Step four in a business’s carbon accounting journey is to set verifiable and quantifiable key performance indicators – metrics, milestones, and timelines that guide as to how and when the business will reach short- and long-term targets. That includes specifics on direct emissions from sources such as furnaces, boilers, and vehicles owned by the business; and indirect emissions, which include CO2es emitted to generate the power the business consumes and the CO2es in the business’ s supply chain.

Carbon offsetting or carbon sequestration, which uses technologies to capture and store carbon, can be part of a carbon transition plan. These mitigation strategies help a business reach targets by making up for CO2es it emits.

It is the responsibility of the board and senior executives to integrate the carbon transition plan into the overall business strategy, revisit and update the plan regularly and make sure targets are reached.

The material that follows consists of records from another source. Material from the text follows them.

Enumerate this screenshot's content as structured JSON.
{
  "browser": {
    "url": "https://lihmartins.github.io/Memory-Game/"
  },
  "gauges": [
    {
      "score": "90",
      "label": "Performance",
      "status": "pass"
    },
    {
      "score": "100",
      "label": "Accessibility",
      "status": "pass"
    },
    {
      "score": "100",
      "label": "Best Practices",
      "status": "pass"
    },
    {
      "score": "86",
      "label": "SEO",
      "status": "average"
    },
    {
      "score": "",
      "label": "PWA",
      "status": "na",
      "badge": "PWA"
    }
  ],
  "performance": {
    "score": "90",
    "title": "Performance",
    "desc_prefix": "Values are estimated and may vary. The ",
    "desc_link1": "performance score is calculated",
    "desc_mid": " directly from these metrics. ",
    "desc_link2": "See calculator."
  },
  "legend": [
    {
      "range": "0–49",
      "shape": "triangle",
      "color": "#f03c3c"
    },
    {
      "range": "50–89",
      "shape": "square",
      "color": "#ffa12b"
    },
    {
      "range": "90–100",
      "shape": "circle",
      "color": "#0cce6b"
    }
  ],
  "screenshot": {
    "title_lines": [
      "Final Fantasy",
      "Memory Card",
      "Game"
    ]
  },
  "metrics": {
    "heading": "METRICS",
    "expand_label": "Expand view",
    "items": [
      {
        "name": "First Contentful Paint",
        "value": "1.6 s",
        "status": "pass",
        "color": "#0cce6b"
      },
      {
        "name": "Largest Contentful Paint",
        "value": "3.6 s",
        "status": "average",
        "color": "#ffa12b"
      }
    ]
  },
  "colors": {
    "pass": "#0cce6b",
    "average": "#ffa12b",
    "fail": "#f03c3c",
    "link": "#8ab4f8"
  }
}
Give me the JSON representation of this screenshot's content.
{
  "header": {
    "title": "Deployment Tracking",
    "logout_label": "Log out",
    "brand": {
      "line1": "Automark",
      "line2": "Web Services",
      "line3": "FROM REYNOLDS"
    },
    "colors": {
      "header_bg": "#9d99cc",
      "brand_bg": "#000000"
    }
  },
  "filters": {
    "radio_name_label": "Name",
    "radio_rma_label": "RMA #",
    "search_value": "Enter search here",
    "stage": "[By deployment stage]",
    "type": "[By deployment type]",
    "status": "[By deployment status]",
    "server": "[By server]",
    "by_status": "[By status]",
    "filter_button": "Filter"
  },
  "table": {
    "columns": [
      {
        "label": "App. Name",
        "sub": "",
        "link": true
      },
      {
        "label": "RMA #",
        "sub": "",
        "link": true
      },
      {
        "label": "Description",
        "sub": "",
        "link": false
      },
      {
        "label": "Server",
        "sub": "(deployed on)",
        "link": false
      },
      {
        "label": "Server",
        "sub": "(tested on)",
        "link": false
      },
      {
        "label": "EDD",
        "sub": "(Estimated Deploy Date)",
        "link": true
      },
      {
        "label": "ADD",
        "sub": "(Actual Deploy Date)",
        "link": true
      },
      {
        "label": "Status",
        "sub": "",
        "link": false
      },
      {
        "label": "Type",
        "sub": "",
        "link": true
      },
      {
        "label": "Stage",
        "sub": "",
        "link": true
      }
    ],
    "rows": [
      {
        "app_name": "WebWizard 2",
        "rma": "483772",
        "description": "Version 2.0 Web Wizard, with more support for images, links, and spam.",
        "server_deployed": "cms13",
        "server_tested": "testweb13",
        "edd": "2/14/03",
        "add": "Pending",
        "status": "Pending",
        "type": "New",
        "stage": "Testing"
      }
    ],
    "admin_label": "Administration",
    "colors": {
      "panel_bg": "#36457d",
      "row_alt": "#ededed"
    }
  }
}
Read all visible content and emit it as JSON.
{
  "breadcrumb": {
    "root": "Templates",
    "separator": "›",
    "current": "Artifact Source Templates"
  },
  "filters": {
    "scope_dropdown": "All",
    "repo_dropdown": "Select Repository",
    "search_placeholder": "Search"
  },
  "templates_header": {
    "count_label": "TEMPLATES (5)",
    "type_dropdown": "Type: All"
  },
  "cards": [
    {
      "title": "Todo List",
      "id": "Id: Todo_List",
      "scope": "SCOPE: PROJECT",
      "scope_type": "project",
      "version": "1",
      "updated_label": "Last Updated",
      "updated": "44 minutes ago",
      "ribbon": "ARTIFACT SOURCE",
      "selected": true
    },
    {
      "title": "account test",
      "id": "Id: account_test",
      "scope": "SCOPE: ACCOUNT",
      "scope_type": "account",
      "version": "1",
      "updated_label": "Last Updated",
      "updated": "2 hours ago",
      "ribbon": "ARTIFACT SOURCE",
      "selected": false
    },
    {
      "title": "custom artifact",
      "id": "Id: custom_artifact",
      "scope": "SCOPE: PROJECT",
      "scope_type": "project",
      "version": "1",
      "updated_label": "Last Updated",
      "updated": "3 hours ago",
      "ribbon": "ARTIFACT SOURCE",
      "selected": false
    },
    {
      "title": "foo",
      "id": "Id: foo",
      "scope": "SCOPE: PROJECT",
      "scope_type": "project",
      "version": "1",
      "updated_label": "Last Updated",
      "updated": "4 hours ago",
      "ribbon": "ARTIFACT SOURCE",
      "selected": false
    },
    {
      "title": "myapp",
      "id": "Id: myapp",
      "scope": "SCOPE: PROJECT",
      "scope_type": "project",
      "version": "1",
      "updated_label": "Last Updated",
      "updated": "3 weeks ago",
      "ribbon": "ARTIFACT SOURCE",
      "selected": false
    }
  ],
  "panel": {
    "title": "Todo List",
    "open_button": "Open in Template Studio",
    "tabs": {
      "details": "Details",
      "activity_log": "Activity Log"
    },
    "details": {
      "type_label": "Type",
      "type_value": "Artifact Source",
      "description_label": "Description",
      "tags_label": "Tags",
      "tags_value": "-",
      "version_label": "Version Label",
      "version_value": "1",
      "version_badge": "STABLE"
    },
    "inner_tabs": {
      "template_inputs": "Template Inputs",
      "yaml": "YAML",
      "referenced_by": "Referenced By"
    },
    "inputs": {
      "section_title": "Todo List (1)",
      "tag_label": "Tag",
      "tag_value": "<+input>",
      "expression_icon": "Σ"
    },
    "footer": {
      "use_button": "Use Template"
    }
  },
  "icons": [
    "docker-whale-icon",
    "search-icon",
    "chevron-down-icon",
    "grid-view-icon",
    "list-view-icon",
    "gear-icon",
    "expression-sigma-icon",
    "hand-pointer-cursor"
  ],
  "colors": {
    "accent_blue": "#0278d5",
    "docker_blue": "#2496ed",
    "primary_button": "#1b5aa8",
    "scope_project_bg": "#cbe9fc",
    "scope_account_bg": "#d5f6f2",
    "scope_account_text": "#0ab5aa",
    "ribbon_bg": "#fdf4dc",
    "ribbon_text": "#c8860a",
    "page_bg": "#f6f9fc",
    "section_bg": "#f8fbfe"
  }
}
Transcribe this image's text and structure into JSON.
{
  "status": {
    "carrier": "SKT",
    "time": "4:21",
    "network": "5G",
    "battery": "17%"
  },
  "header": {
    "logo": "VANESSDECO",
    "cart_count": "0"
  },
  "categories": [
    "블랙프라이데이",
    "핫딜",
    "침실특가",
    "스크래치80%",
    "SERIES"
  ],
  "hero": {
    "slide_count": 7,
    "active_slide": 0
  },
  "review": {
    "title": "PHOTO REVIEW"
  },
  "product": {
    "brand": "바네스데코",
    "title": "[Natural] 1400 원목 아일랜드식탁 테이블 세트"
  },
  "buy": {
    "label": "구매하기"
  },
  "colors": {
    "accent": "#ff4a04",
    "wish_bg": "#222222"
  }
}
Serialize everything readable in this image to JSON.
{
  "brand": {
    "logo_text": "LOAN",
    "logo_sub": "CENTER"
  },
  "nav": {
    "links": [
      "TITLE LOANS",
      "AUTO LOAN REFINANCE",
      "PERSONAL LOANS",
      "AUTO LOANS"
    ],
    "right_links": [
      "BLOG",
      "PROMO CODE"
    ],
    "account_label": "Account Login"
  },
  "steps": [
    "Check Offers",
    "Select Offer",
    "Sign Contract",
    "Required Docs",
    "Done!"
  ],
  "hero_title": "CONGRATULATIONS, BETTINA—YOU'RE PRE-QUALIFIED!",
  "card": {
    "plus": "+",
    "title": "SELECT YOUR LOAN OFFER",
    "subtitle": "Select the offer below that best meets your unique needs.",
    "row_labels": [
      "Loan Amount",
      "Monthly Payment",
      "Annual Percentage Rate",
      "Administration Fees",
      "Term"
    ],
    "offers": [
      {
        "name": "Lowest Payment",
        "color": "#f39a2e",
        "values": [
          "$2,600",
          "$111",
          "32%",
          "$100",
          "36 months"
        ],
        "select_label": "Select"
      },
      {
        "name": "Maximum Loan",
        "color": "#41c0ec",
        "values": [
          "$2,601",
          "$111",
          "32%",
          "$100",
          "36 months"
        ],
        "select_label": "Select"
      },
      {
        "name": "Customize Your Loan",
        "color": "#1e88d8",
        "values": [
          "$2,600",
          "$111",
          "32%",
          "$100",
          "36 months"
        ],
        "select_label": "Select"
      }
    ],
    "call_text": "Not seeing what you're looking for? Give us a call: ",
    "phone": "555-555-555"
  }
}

Stakeholders are given the chance to hold the board and senior executives accountable, because step five calls for annual progress reports. These reports are either published as part of the business’s annual financial reports or as sustainability reports. They should disclose climate-related issues material to the business’s ability to create value and be publicly available online.

The final step in the transition is to loop stakeholder feedback back into the business. That allows the board, senior management, and the finance function to update or revise the transition plan and adapt to changing circumstances and the evolving science underpinning climate change.

Role of the finance professional

It behooves finance professionals to become more familiar with and better understand the risks and opportunities climate change poses as stakeholders demand more transparency from businesses.

The struggle for the finance function is to find the expertise to set the foundation for the business to transition toward net-zero carbon in a consistent, timely, and balanced manner. Rather than collate data, finance professionals must learn to tell the story of a business’s nonfinancial impact, facilitate debate and change, and build stakeholder trust.

By following the six steps, the finance function can get a business started on the road to embedding carbon controls into strategic planning, budgeting, and performance measures and reviews, thereby making them a core component of business decisions.